Emily Monk, from Priorslee in Telford, has bravely lifted the lid on the heartbreaking reality of living with the debilitating Ehlers Danlos syndrome, and the terrifying period when she was left without food this summer.
EDS is a group of rare inherited disorders that affect the connective tissue. It can affect skin, tendons, bones, blood vessels, ligaments and internal organs.
There is a broad spectrum of severity. On one end you have celebrities including pop star Sia, actress Jameela Jamil and comedian Russell Kane who, in their public lives, appear to be able to still function strongly.
But on the other you have Emily.
A talented gymnast when she was a youngster, before studying hard, getting work as a geo-technical engineer and having a happy marriage. It all started to be taken away from Emily when she was diagnosed, aged 29.
Now 34, she said: “From the age of about 14 I started having problems with my digestion and keeping myself nourished. I had other issues as well with my shoulder, my hip and veins.
"Doctors thought it was all separate but it turned out to be this. I was really active when I was younger. I was a gymnast. It’s quite common for people to have this to have been gymnasts because of how flexible you are.
"I studied hard. I worked hard. I’m now 34, jobless and my husband left me and I’m living with my mum and dad. I’m not able to have a family.
"Life doesn’t make much sense sometimes.”
Due to her condition, Emily has to be fed through a drip. She is completely dependent on bags filled with liquid containing all the nutrients she needs.
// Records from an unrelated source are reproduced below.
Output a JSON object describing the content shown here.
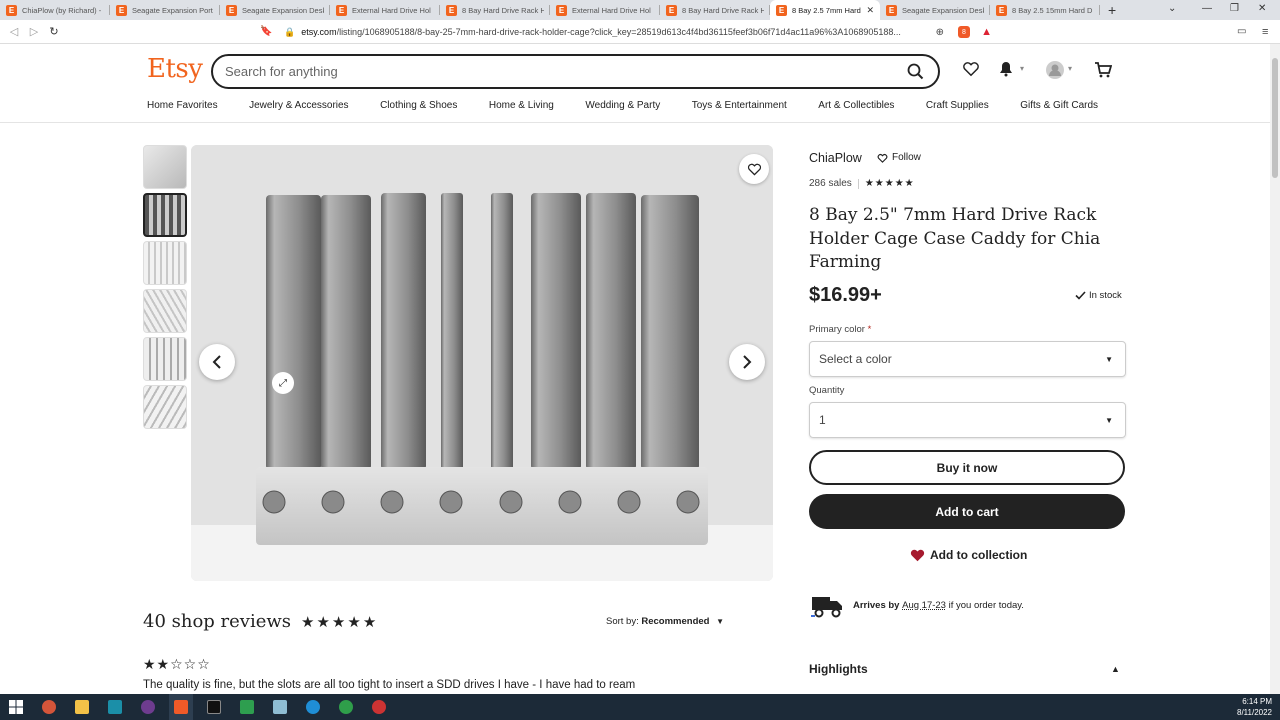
{
  "browser": {
    "tabs": [
      {
        "title": "ChiaPlow (by Richard) -"
      },
      {
        "title": "Seagate Expansion Port"
      },
      {
        "title": "Seagate Expansion Desk"
      },
      {
        "title": "External Hard Drive Hol"
      },
      {
        "title": "8 Bay Hard Drive Rack H"
      },
      {
        "title": "External Hard Drive Hol"
      },
      {
        "title": "8 Bay Hard Drive Rack H"
      },
      {
        "title": "8 Bay 2.5 7mm Hard"
      },
      {
        "title": "Seagate Expansion Desk"
      },
      {
        "title": "8 Bay 2.5 15mm Hard D"
      }
    ],
    "url_domain": "etsy.com",
    "url_path": "/listing/1068905188/8-bay-25-7mm-hard-drive-rack-holder-cage?click_key=28519d613c4f4bd36115feef3b06f71d4ac11a96%3A1068905188...",
    "extension_badge": "8"
  },
  "header": {
    "logo": "Etsy",
    "search_placeholder": "Search for anything"
  },
  "categories": [
    "Home Favorites",
    "Jewelry & Accessories",
    "Clothing & Shoes",
    "Home & Living",
    "Wedding & Party",
    "Toys & Entertainment",
    "Art & Collectibles",
    "Craft Supplies",
    "Gifts & Gift Cards"
  ],
  "listing": {
    "shop_name": "ChiaPlow",
    "follow_label": "Follow",
    "sales": "286 sales",
    "rating_stars": "★★★★★",
    "title": "8 Bay 2.5\" 7mm Hard Drive Rack Holder Cage Case Caddy for Chia Farming",
    "price": "$16.99+",
    "stock": "In stock",
    "primary_color_label": "Primary color",
    "required_mark": "*",
    "color_select": "Select a color",
    "quantity_label": "Quantity",
    "quantity_value": "1",
    "buy_now": "Buy it now",
    "add_to_cart": "Add to cart",
    "add_to_collection": "Add to collection",
    "arrives_prefix": "Arrives by ",
    "arrives_date": "Aug 17-23",
    "arrives_suffix": " if you order today.",
    "highlights": "Highlights"
  },
  "reviews": {
    "heading": "40 shop reviews",
    "stars": "★★★★★",
    "sort_prefix": "Sort by: ",
    "sort_value": "Recommended",
    "first_review_stars": "★★☆☆☆",
    "first_review_text": "The quality is fine, but the slots are all too tight to insert a SDD drives I have - I have had to ream"
  },
  "taskbar": {
    "time": "6:14 PM",
    "date": "8/11/2022"
  },
  "colors": {
    "etsy_orange": "#f1641e",
    "heart_red": "#a61a2e",
    "text_dark": "#222222"
  }
}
The liquid is pumped directly into her bloodstream while she sleeps.
In the summer, Emily was one of around 500 patients in the UK who weren’t getting their nutrition after providers Calea were subject to an inspection – a crisis which was described by the NHS as a “national emergency”. The medicines safety body – the Medicines and Healthcare Regulatory Agency – found bacterial contamination in the production area and said the facility’s manufacturing processes did not meet guidelines the MHRA had set out in 2015.
No contaminated bags were discovered but the MHRA said there was a potential risk to patients.
Emily said: “I have to have this because my body won’t break down normal food. That is the only way I’m fed.
“My food wasn’t turning up. I had to chase people for it. I was six stone and I ended up going down to five-and-a-half stone. Over a two-and-a-half month period I had 15 days of no food. There is no alternative for me. I just had to starve. I was absolutely terrified. I had to go into hospital and have an emergency drip.
“When it wasn’t delivered I phoned the hospital and told them. They said if I pop in between 5pm and 6pm, they might have a couple of bags. I can’t just 'pop' anywhere.
“They are doing a better job now but it leaves you on edge. I can’t say I’m looking forward to Christmas with the delivery situation.”
It’s a desperate situation for Emily, which takes its toll on her physically and mentally. She has criticised the lack of mental health support available to people in her situation as well as others.
“I had a nervous breakdown and tried to kill myself,” she said. “I saw the crisis team and was referred to the mental health team in Telford. They didn’t have any appointments. I had to wait months and months.
“People think because I’m bright and talkative, ‘she’s all right’. I lost it all and there was no support. I couldn’t have been much more alone. We’re expected to just suck it up and carry on.”
She has offered for others with her condition or hidden illnesses to get in touch to talk, share stories and advice.
“Getting people together face to face who have hidden illnesses and trying to make friends is really important, because it’s so hard for us,” she said.
If you would like to contact Emily, her email address is firstname.lastname@example.org
For more information on the condition, see these websites: